-- Records for the exercise --
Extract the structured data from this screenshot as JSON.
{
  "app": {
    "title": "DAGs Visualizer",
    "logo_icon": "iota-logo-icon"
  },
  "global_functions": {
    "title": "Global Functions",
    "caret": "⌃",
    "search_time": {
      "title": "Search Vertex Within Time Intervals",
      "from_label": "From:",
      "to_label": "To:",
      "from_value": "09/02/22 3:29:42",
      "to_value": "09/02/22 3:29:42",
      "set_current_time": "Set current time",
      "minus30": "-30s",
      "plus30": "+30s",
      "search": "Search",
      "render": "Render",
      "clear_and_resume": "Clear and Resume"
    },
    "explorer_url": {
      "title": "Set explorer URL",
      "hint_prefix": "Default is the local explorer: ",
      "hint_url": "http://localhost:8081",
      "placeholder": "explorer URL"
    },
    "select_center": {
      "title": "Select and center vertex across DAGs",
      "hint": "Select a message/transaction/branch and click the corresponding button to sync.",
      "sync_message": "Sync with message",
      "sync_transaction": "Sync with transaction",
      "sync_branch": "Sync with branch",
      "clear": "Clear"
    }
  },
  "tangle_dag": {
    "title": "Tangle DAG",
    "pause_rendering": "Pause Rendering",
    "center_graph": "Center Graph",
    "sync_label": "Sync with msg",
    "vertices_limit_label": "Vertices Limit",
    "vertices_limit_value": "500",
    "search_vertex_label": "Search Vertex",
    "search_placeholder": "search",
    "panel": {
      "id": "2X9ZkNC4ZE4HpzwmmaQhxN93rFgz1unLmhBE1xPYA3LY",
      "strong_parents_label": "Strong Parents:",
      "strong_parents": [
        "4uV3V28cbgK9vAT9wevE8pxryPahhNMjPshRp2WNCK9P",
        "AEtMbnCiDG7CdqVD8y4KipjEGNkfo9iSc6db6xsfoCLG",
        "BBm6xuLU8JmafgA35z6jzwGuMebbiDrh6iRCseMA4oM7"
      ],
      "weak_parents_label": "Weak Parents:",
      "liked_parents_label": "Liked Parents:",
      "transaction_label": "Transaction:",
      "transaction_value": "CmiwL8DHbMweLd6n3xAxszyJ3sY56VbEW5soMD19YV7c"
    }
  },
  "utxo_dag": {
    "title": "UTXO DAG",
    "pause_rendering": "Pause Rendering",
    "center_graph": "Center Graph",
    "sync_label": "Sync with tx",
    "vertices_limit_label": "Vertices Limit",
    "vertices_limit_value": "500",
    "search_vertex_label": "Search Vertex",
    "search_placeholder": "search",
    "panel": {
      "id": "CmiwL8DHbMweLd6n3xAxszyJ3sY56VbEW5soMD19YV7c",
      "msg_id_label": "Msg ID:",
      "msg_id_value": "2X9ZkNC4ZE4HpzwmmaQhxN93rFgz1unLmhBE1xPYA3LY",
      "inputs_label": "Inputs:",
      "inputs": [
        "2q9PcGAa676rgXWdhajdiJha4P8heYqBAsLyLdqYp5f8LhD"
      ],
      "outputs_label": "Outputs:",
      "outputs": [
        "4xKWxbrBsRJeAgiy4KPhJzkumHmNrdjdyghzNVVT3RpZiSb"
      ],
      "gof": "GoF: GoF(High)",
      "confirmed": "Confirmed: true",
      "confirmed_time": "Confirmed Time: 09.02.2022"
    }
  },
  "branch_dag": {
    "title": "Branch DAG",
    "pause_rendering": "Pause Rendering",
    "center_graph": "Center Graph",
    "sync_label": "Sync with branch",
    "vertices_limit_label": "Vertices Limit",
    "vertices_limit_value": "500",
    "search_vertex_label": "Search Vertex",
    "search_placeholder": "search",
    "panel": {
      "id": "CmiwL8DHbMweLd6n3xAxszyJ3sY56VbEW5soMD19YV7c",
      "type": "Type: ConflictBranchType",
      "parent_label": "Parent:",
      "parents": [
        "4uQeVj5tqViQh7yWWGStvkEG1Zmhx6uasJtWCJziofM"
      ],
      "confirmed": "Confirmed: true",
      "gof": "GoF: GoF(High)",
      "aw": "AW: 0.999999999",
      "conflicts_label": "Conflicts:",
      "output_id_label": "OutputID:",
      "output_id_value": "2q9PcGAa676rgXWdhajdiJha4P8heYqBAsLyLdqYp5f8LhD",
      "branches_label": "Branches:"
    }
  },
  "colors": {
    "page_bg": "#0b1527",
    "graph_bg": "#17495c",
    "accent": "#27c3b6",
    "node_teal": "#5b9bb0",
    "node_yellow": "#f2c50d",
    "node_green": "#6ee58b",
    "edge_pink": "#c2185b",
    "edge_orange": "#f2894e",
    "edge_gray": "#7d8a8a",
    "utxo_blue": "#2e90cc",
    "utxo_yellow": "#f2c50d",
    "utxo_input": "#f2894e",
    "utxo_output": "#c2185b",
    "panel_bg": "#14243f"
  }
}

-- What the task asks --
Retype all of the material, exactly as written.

-- Answer section --
Extract the structured data from this screenshot as JSON.
{
  "app": {
    "title": "DAGs Visualizer",
    "logo_icon": "iota-logo-icon"
  },
  "global_functions": {
    "title": "Global Functions",
    "caret": "⌃",
    "search_time": {
      "title": "Search Vertex Within Time Intervals",
      "from_label": "From:",
      "to_label": "To:",
      "from_value": "09/02/22 3:29:42",
      "to_value": "09/02/22 3:29:42",
      "set_current_time": "Set current time",
      "minus30": "-30s",
      "plus30": "+30s",
      "search": "Search",
      "render": "Render",
      "clear_and_resume": "Clear and Resume"
    },
    "explorer_url": {
      "title": "Set explorer URL",
      "hint_prefix": "Default is the local explorer: ",
      "hint_url": "http://localhost:8081",
      "placeholder": "explorer URL"
    },
    "select_center": {
      "title": "Select and center vertex across DAGs",
      "hint": "Select a message/transaction/branch and click the corresponding button to sync.",
      "sync_message": "Sync with message",
      "sync_transaction": "Sync with transaction",
      "sync_branch": "Sync with branch",
      "clear": "Clear"
    }
  },
  "tangle_dag": {
    "title": "Tangle DAG",
    "pause_rendering": "Pause Rendering",
    "center_graph": "Center Graph",
    "sync_label": "Sync with msg",
    "vertices_limit_label": "Vertices Limit",
    "vertices_limit_value": "500",
    "search_vertex_label": "Search Vertex",
    "search_placeholder": "search",
    "panel": {
      "id": "2X9ZkNC4ZE4HpzwmmaQhxN93rFgz1unLmhBE1xPYA3LY",
      "strong_parents_label": "Strong Parents:",
      "strong_parents": [
        "4uV3V28cbgK9vAT9wevE8pxryPahhNMjPshRp2WNCK9P",
        "AEtMbnCiDG7CdqVD8y4KipjEGNkfo9iSc6db6xsfoCLG",
        "BBm6xuLU8JmafgA35z6jzwGuMebbiDrh6iRCseMA4oM7"
      ],
      "weak_parents_label": "Weak Parents:",
      "liked_parents_label": "Liked Parents:",
      "transaction_label": "Transaction:",
      "transaction_value": "CmiwL8DHbMweLd6n3xAxszyJ3sY56VbEW5soMD19YV7c"
    }
  },
  "utxo_dag": {
    "title": "UTXO DAG",
    "pause_rendering": "Pause Rendering",
    "center_graph": "Center Graph",
    "sync_label": "Sync with tx",
    "vertices_limit_label": "Vertices Limit",
    "vertices_limit_value": "500",
    "search_vertex_label": "Search Vertex",
    "search_placeholder": "search",
    "panel": {
      "id": "CmiwL8DHbMweLd6n3xAxszyJ3sY56VbEW5soMD19YV7c",
      "msg_id_label": "Msg ID:",
      "msg_id_value": "2X9ZkNC4ZE4HpzwmmaQhxN93rFgz1unLmhBE1xPYA3LY",
      "inputs_label": "Inputs:",
      "inputs": [
        "2q9PcGAa676rgXWdhajdiJha4P8heYqBAsLyLdqYp5f8LhD"
      ],
      "outputs_label": "Outputs:",
      "outputs": [
        "4xKWxbrBsRJeAgiy4KPhJzkumHmNrdjdyghzNVVT3RpZiSb"
      ],
      "gof": "GoF: GoF(High)",
      "confirmed": "Confirmed: true",
      "confirmed_time": "Confirmed Time: 09.02.2022"
    }
  },
  "branch_dag": {
    "title": "Branch DAG",
    "pause_rendering": "Pause Rendering",
    "center_graph": "Center Graph",
    "sync_label": "Sync with branch",
    "vertices_limit_label": "Vertices Limit",
    "vertices_limit_value": "500",
    "search_vertex_label": "Search Vertex",
    "search_placeholder": "search",
    "panel": {
      "id": "CmiwL8DHbMweLd6n3xAxszyJ3sY56VbEW5soMD19YV7c",
      "type": "Type: ConflictBranchType",
      "parent_label": "Parent:",
      "parents": [
        "4uQeVj5tqViQh7yWWGStvkEG1Zmhx6uasJtWCJziofM"
      ],
      "confirmed": "Confirmed: true",
      "gof": "GoF: GoF(High)",
      "aw": "AW: 0.999999999",
      "conflicts_label": "Conflicts:",
      "output_id_label": "OutputID:",
      "output_id_value": "2q9PcGAa676rgXWdhajdiJha4P8heYqBAsLyLdqYp5f8LhD",
      "branches_label": "Branches:"
    }
  },
  "colors": {
    "page_bg": "#0b1527",
    "graph_bg": "#17495c",
    "accent": "#27c3b6",
    "node_teal": "#5b9bb0",
    "node_yellow": "#f2c50d",
    "node_green": "#6ee58b",
    "edge_pink": "#c2185b",
    "edge_orange": "#f2894e",
    "edge_gray": "#7d8a8a",
    "utxo_blue": "#2e90cc",
    "utxo_yellow": "#f2c50d",
    "utxo_input": "#f2894e",
    "utxo_output": "#c2185b",
    "panel_bg": "#14243f"
  }
}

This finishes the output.